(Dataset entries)
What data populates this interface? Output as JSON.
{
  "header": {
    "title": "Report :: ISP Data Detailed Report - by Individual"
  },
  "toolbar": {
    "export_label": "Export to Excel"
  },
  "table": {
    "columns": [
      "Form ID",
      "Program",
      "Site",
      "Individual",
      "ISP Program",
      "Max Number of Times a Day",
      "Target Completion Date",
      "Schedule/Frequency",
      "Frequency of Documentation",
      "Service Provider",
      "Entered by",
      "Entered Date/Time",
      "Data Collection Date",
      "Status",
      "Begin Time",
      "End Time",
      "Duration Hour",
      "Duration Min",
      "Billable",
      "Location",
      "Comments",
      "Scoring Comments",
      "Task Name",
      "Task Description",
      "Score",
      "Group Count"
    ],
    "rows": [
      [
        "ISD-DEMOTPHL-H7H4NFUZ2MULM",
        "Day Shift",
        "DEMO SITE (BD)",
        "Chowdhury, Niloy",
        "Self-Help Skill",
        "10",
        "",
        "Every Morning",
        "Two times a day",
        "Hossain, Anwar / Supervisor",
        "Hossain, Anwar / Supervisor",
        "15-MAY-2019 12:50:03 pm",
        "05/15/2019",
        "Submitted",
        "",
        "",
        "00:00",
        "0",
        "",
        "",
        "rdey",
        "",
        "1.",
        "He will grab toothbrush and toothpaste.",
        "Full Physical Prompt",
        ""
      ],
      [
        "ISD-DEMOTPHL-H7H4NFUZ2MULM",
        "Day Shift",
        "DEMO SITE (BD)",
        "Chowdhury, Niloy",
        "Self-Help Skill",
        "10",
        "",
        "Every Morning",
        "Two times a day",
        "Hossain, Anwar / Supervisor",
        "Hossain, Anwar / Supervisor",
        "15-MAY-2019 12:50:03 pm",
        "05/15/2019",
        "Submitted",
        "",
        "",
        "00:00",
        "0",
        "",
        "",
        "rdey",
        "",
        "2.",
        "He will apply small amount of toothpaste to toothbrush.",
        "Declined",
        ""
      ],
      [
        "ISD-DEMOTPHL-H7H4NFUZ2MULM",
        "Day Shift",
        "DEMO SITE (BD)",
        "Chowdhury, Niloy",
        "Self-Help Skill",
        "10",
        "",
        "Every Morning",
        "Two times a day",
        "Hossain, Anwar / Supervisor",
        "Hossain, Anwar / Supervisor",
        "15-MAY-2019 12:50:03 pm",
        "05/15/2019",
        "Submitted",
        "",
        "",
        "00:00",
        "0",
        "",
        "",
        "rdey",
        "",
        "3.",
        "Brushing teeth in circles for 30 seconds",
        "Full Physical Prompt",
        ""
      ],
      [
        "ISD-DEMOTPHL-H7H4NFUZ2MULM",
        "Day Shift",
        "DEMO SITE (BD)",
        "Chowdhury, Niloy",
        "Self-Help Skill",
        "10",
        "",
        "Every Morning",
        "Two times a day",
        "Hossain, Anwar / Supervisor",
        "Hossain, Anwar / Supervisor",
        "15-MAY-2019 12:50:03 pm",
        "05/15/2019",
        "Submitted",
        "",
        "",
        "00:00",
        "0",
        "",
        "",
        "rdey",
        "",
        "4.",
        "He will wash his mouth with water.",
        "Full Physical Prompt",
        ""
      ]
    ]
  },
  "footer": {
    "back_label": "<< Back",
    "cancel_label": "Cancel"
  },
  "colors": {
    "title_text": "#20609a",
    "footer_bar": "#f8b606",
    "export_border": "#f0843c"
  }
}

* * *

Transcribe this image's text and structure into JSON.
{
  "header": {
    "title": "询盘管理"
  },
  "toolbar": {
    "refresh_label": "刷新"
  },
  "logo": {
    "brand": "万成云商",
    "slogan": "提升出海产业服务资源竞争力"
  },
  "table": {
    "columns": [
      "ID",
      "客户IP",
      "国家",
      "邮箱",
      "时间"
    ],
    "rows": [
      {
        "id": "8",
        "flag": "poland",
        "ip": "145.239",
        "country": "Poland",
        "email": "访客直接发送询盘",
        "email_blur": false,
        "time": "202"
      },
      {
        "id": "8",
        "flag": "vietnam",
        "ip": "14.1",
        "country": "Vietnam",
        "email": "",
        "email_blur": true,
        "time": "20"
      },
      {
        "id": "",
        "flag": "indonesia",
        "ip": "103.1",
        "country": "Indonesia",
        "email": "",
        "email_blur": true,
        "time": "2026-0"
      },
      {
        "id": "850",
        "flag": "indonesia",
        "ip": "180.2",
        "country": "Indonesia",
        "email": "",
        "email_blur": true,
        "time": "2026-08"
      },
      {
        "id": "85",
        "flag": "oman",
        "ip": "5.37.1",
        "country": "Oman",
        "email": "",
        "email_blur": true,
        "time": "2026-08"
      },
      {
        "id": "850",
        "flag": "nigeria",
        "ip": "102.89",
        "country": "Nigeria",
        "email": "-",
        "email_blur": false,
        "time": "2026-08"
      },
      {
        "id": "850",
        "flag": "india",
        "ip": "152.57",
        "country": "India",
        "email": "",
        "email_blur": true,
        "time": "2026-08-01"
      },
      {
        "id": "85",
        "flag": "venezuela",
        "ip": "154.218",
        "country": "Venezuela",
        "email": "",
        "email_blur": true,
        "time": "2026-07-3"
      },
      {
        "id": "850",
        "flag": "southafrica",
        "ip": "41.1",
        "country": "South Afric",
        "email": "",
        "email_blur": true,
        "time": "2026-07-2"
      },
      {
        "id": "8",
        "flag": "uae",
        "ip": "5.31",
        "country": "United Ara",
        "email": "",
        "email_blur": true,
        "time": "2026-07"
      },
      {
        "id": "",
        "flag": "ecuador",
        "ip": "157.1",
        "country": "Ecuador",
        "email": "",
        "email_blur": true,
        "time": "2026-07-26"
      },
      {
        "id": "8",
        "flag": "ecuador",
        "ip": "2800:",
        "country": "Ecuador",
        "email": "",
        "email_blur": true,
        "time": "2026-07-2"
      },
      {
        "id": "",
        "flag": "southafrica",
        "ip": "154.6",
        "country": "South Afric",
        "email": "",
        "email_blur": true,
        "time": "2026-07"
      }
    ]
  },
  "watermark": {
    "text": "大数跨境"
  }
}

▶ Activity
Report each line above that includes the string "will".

▶ Response
        "He will grab toothbrush and toothpaste.",
        "He will apply small amount of toothpaste to toothbrush.",
        "He will wash his mouth with water.",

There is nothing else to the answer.